“Southwest Colorado has had a rough year,” said Taryn Finnessey, a senior climate change specialist with the Colorado Water Conservation Board. “Definitely broken a lot of records, not in the positive manner.”
Drought conditions started last fall. Between October and December, a weather station at the Durango-La Plata County Airport recorded 0.32 inches of precipitation, nearly 4 inches below those months’ historic averages.
Then, winter failed to show up, with the San Juan Mountains recording just half the snowpack it receives in a normal year. On Molas Pass, there were only 11 inches of snow water equivalent, compared with the average of nearly 20 inches.
This spring, the U.S. Drought Monitor listed Southwest Colorado in an “exceptional drought” – the highest and most intense category the center has for drought listings.
Lack of rain over spring and summer has kept Southwest Colorado in this category.
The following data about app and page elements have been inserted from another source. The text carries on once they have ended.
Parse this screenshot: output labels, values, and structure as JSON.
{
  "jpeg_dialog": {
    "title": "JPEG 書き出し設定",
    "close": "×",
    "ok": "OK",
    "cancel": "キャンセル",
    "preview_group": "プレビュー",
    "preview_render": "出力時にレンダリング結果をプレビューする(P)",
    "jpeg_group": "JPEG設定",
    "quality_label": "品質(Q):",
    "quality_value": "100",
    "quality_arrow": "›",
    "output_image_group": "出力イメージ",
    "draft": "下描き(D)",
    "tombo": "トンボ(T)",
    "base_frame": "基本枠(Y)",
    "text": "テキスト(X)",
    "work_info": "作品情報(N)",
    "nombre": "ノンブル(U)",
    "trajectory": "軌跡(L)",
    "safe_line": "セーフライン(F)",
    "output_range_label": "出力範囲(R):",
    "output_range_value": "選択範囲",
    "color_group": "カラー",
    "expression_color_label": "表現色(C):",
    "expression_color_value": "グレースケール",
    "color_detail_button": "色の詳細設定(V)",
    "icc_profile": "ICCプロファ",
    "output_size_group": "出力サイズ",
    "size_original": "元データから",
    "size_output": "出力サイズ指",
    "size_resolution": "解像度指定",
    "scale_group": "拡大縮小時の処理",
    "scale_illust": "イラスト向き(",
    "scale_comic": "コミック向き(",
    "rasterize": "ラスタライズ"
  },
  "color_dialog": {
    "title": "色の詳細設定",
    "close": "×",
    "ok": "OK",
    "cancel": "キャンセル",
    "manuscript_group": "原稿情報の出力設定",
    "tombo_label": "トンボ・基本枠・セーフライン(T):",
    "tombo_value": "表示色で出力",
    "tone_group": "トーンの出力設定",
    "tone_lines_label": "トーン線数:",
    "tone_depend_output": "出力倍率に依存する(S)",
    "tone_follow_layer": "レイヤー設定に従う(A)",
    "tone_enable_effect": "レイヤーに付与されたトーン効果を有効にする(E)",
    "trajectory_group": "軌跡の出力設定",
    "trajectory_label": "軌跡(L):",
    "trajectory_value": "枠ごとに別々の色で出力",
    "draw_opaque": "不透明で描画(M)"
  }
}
The same weather station at the airport has recorded about 4 inches of rain since Jan. 1 – nearly 8 inches below normal.
Smith said the low flow on the Animas River can be attributed to a lack of monsoons during July, August and September in Southwest Colorado.
“The monsoons are important to keep the flow up in the late part of summer,” Smith said. “And it just did not materialize this year.”
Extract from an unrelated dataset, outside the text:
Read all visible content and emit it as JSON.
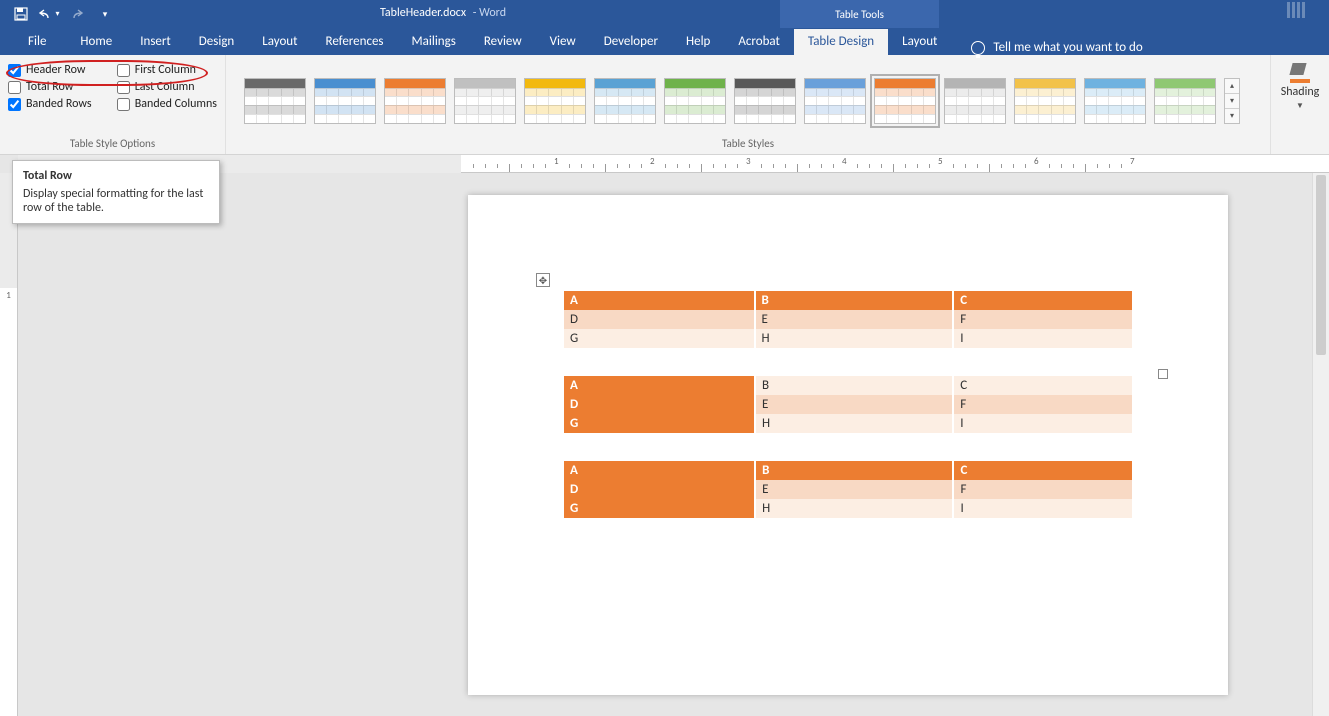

For months, forecasters held out hope the monsoon would arrive, but a high-pressure system sitting farther west than usual blocked moisture from making it to the parched landscape of Southwest Colorado.
“We had a few good days,” said Megan Stackhouse, a meteorologist with the National Weather Service in Grand Junction, in a previous interview. “But that high just blocked everything.”
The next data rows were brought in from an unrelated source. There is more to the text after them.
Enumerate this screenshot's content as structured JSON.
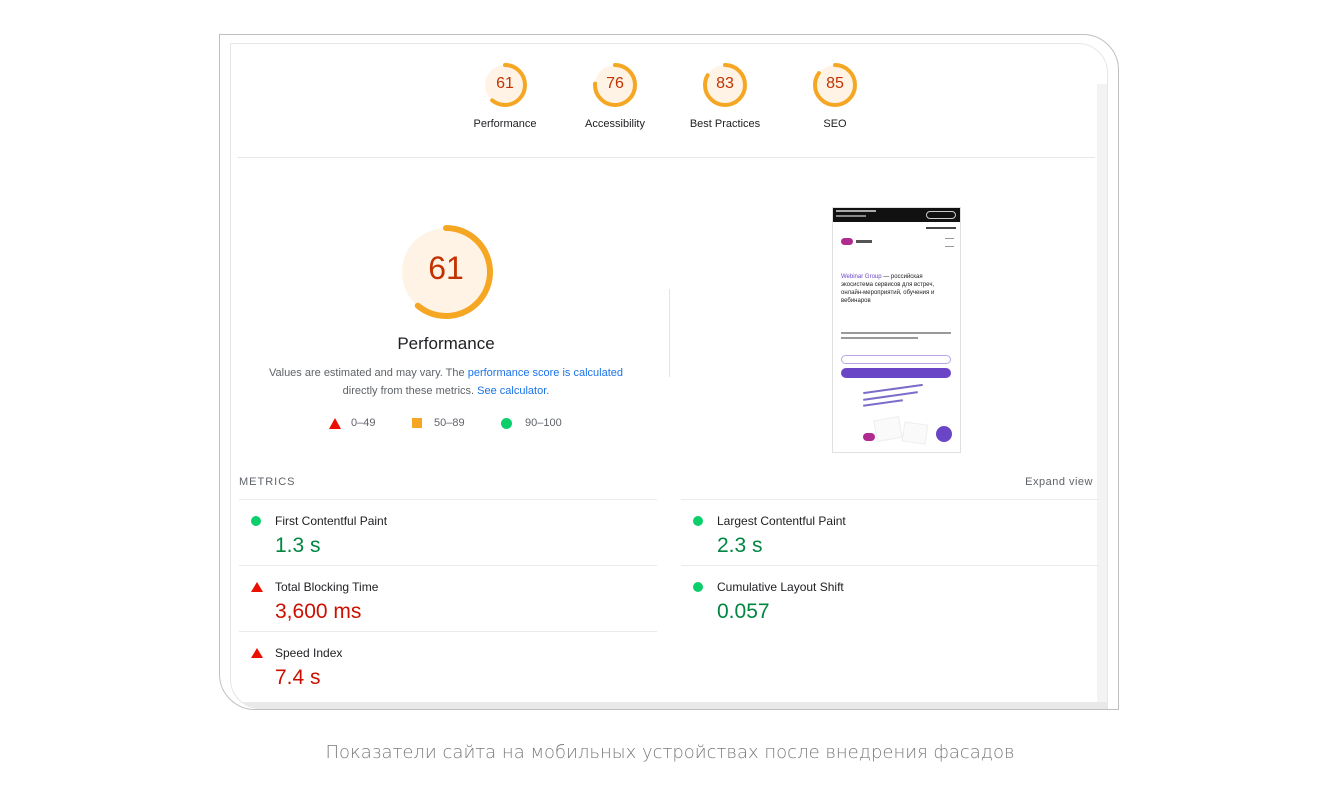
{
  "categories": [
    {
      "label": "Performance",
      "score": 61,
      "color": "#f5a623"
    },
    {
      "label": "Accessibility",
      "score": 76,
      "color": "#f5a623"
    },
    {
      "label": "Best Practices",
      "score": 83,
      "color": "#f5a623"
    },
    {
      "label": "SEO",
      "score": 85,
      "color": "#f5a623"
    }
  ],
  "performance": {
    "score": 61,
    "title": "Performance",
    "desc_prefix": "Values are estimated and may vary. The ",
    "desc_link1": "performance score is calculated",
    "desc_mid": "directly from these metrics. ",
    "desc_link2": "See calculator."
  },
  "legend": {
    "fail": "0–49",
    "average": "50–89",
    "pass": "90–100"
  },
  "metrics": {
    "header": "METRICS",
    "expand": "Expand view",
    "fcp": {
      "name": "First Contentful Paint",
      "value": "1.3 s"
    },
    "lcp": {
      "name": "Largest Contentful Paint",
      "value": "2.3 s"
    },
    "tbt": {
      "name": "Total Blocking Time",
      "value": "3,600 ms"
    },
    "cls": {
      "name": "Cumulative Layout Shift",
      "value": "0.057"
    },
    "si": {
      "name": "Speed Index",
      "value": "7.4 s"
    }
  },
  "screenshot": {
    "brand": "Webinar Group",
    "headline": " — российская экосистема сервисов для встреч, онлайн-мероприятий, обучения и вебинаров"
  },
  "colors": {
    "average": "#f5a623",
    "fail": "#eb0f00",
    "pass": "#0cce6b",
    "score_text": "#c33300"
  },
  "caption": "Показатели сайта на мобильных устройствах после внедрения фасадов"
}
Ever since 2000, weather experts have noticed an alarming trend: less monsoon activity and decreasing precipitation over the San Juan Mountains, Smith said.
“That’s a trend you hope is not going to continue indefinitely into the future,” he said. “I’m not sure what that means for the long haul.”
Peter Goble, a climatologist with Colorado State University’s Colorado Climate Center, said the cause behind decreasing monsoon activity remains unknown.
“In the grand scheme of things, it still hasn’t been even 20 years,” Goble said. “And the monsoon is a bit of a funky pattern. It’s quite transient and highly variable.”
The lack of snowpack in the winter and precipitation in the summer, combined with above-average temperatures, has wreaked havoc on watersheds throughout the Four Corners, Goble said.
A water-level gauge on the San Juan River near Bluff, New Mexico, for instance, recorded its lowest flow in 92 years of data. And a weather station at Mesa Verde, too, recorded its lowest precipitation total in 120 years.
“We’ve seen some disconcerting records,” Goble said. “It’s a serious situation.”
The seriousness of the situation can be illustrated in the region’s reservoirs: both Lemon and Vallecito reservoirs are nearing 10 percent capacity. Calls to the city of Durango to check on the city’s reservoir were not returned late Monday.
Despite the Animas River’s chronically low flows this year, Rob Genualdi, division engineer for the Colorado Division of Water Resource Division 7, said there have been no water calls on the main stem of the Animas River.
In Colorado, there is a priority system with water rights. Those with older water rights have the authority to cut off people with newer water rights to satisfy their needs.
“No one has said they want junior water rights turned off to satisfy theirs,” Genualdi said.
It’s a different story on the Animas River’s heavily used tributaries – like Falls, Junction and Lightner creeks. Water rights were called on those streams, and in some cases, the creeks dried up.
Smith said the Four Corners is no stranger to prolonged drought. In the 1930s and 1940s, there were some bad snowpack years.
“This is a semi-arid region,” he said. “If you look at the long-term history, we just have periods where we get real dry. It happens. We’ll probably get wet periods again, too.”
The Animas River may see a much-needed bump in flows as remnants of Tropical Storm Rosa are expected to dump a good amount of rain over the region this week. Forecasters also say the first snowstorm of the season may hit this weekend.